Only lines holding the string "Google" are wanted; copy each one from the material.

------------------------------------------------------------

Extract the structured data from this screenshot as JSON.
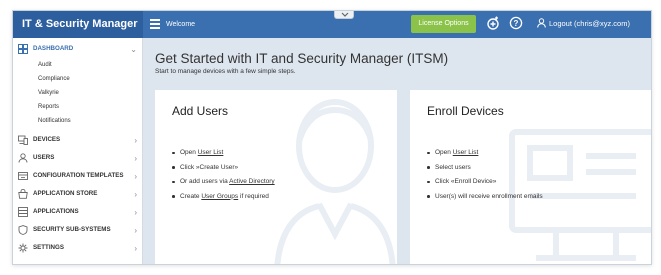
{
  "header": {
    "brand": "IT & Security Manager",
    "welcome": "Welcome",
    "license_button": "License Options",
    "logout": "Logout (chris@xyz.com)"
  },
  "sidebar": {
    "items": [
      {
        "label": "DASHBOARD",
        "icon": "dashboard-icon"
      },
      {
        "label": "DEVICES",
        "icon": "devices-icon"
      },
      {
        "label": "USERS",
        "icon": "users-icon"
      },
      {
        "label": "CONFIGURATION TEMPLATES",
        "icon": "templates-icon"
      },
      {
        "label": "APPLICATION STORE",
        "icon": "store-icon"
      },
      {
        "label": "APPLICATIONS",
        "icon": "applications-icon"
      },
      {
        "label": "SECURITY SUB-SYSTEMS",
        "icon": "shield-icon"
      },
      {
        "label": "SETTINGS",
        "icon": "gear-icon"
      }
    ],
    "dashboard_sub": [
      "Audit",
      "Compliance",
      "Valkyrie",
      "Reports",
      "Notifications"
    ]
  },
  "main": {
    "title": "Get Started with IT and Security Manager (ITSM)",
    "subtitle": "Start to manage devices with a few simple steps.",
    "add_users": {
      "title": "Add Users",
      "steps": {
        "s1_pre": "Open ",
        "s1_link": "User List",
        "s2": "Click »Create User»",
        "s3_pre": "Or add users via ",
        "s3_link": "Active Directory",
        "s4_pre": "Create ",
        "s4_link": "User Groups",
        "s4_post": " if required"
      }
    },
    "enroll": {
      "title": "Enroll Devices",
      "steps": {
        "s1_pre": "Open ",
        "s1_link": "User List",
        "s2": "Select users",
        "s3": "Click «Enroll Device»",
        "s4": "User(s) will receive enrollment emails"
      }
    }
  },
  "colors": {
    "topbar": "#3a6fb0",
    "brand_bg": "#2d5f9e",
    "license_button": "#8bc34a",
    "content_bg": "#dde6ef"
  }
}
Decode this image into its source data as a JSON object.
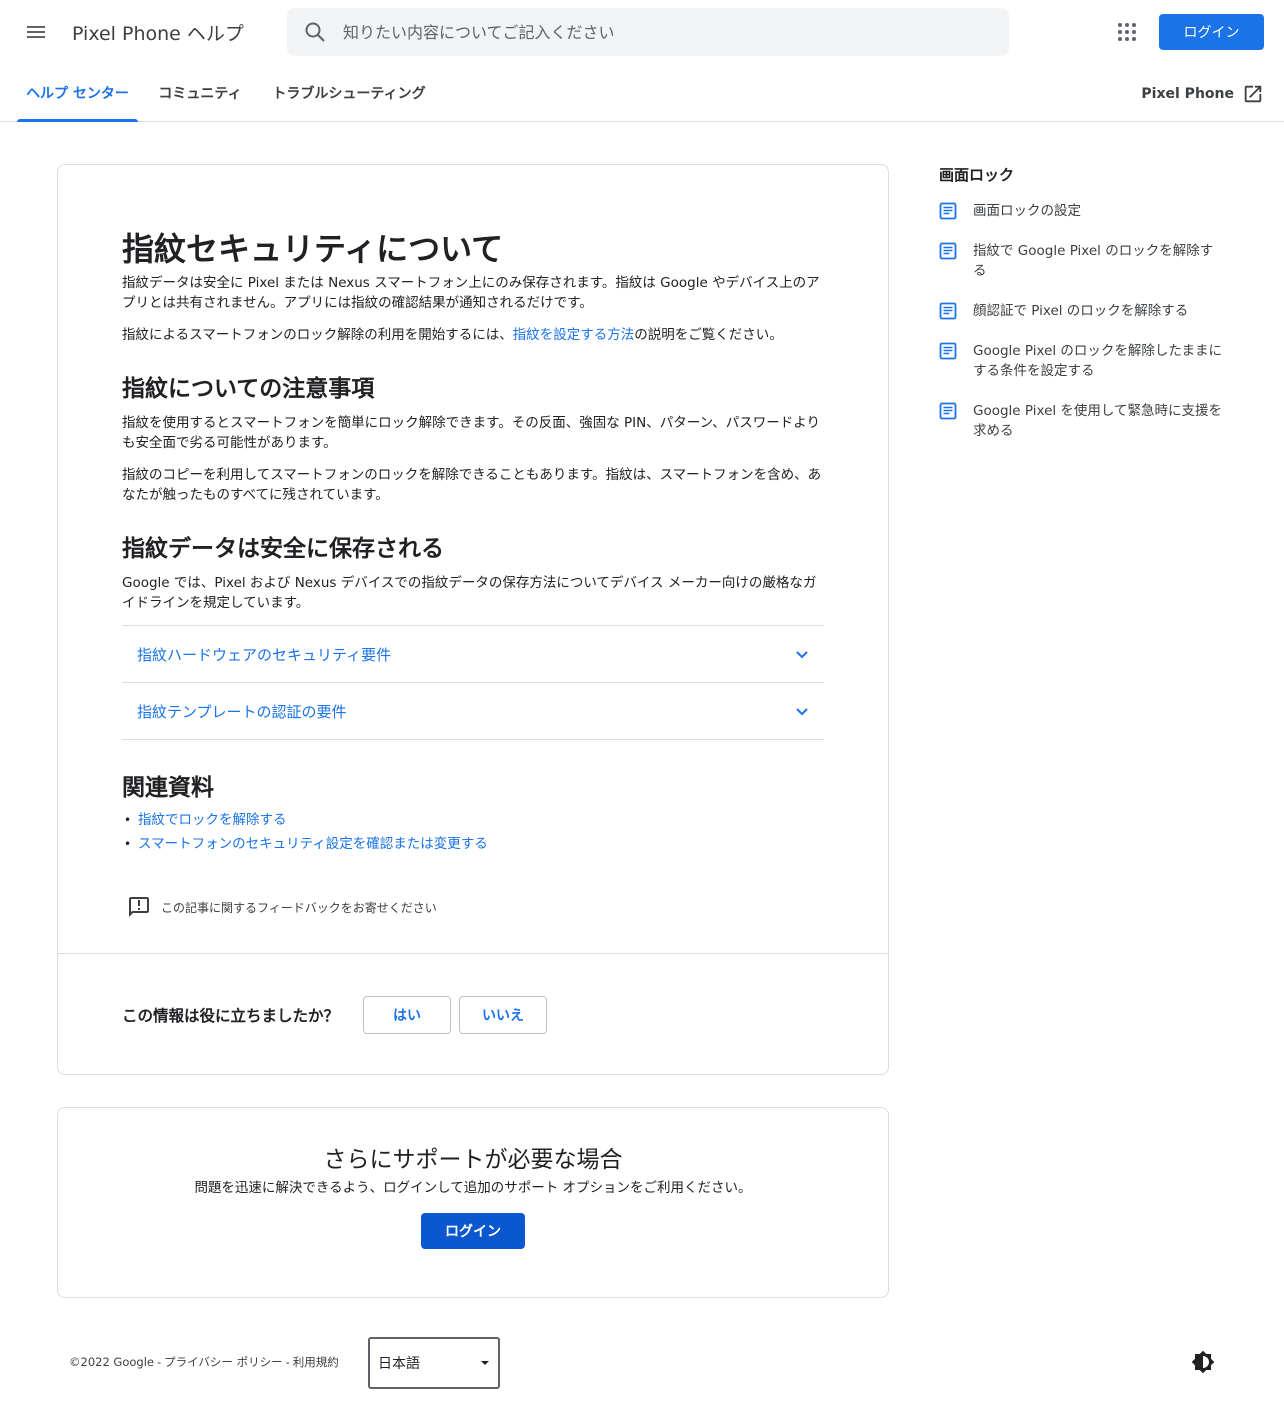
{
  "header": {
    "product_title": "Pixel Phone ヘルプ",
    "search_placeholder": "知りたい内容についてご記入ください",
    "login_label": "ログイン"
  },
  "tabs": [
    {
      "label": "ヘルプ センター",
      "active": true
    },
    {
      "label": "コミュニティ",
      "active": false
    },
    {
      "label": "トラブルシューティング",
      "active": false
    }
  ],
  "external_link": {
    "label": "Pixel Phone"
  },
  "article": {
    "title": "指紋セキュリティについて",
    "intro_p1": "指紋データは安全に Pixel または Nexus スマートフォン上にのみ保存されます。指紋は Google やデバイス上のアプリとは共有されません。アプリには指紋の確認結果が通知されるだけです。",
    "intro_p2_before": "指紋によるスマートフォンのロック解除の利用を開始するには、",
    "intro_p2_link": "指紋を設定する方法",
    "intro_p2_after": "の説明をご覧ください。",
    "section1_title": "指紋についての注意事項",
    "section1_p1": "指紋を使用するとスマートフォンを簡単にロック解除できます。その反面、強固な PIN、パターン、パスワードよりも安全面で劣る可能性があります。",
    "section1_p2": "指紋のコピーを利用してスマートフォンのロックを解除できることもあります。指紋は、スマートフォンを含め、あなたが触ったものすべてに残されています。",
    "section2_title": "指紋データは安全に保存される",
    "section2_p1": "Google では、Pixel および Nexus デバイスでの指紋データの保存方法についてデバイス メーカー向けの厳格なガイドラインを規定しています。",
    "expanders": [
      {
        "label": "指紋ハードウェアのセキュリティ要件"
      },
      {
        "label": "指紋テンプレートの認証の要件"
      }
    ],
    "related_title": "関連資料",
    "related_links": [
      {
        "label": "指紋でロックを解除する"
      },
      {
        "label": "スマートフォンのセキュリティ設定を確認または変更する"
      }
    ],
    "feedback_label": "この記事に関するフィードバックをお寄せください",
    "helpful_question": "この情報は役に立ちましたか？",
    "yes_label": "はい",
    "no_label": "いいえ"
  },
  "support": {
    "title": "さらにサポートが必要な場合",
    "text": "問題を迅速に解決できるよう、ログインして追加のサポート オプションをご利用ください。",
    "login_label": "ログイン"
  },
  "sidebar": {
    "title": "画面ロック",
    "items": [
      {
        "label": "画面ロックの設定"
      },
      {
        "label": "指紋で Google Pixel のロックを解除する"
      },
      {
        "label": "顔認証で Pixel のロックを解除する"
      },
      {
        "label": "Google Pixel のロックを解除したままにする条件を設定する"
      },
      {
        "label": "Google Pixel を使用して緊急時に支援を求める"
      }
    ]
  },
  "footer": {
    "copyright": "©2022 Google",
    "privacy": "プライバシー ポリシー",
    "terms": "利用規約",
    "language": "日本語"
  },
  "colors": {
    "accent": "#1a73e8",
    "login_dark": "#0b57d0",
    "border": "#dadce0"
  }
}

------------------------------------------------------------

**Output for this task**
    "intro_p1": "指紋データは安全に Pixel または Nexus スマートフォン上にのみ保存されます。指紋は Google やデバイス上のアプリとは共有されません。アプリには指紋の確認結果が通知されるだけです。",
    "section2_p1": "Google では、Pixel および Nexus デバイスでの指紋データの保存方法についてデバイス メーカー向けの厳格なガイドラインを規定しています。",
        "label": "指紋で Google Pixel のロックを解除する"
        "label": "Google Pixel のロックを解除したままにする条件を設定する"
        "label": "Google Pixel を使用して緊急時に支援を求める"
    "copyright": "©2022 Google",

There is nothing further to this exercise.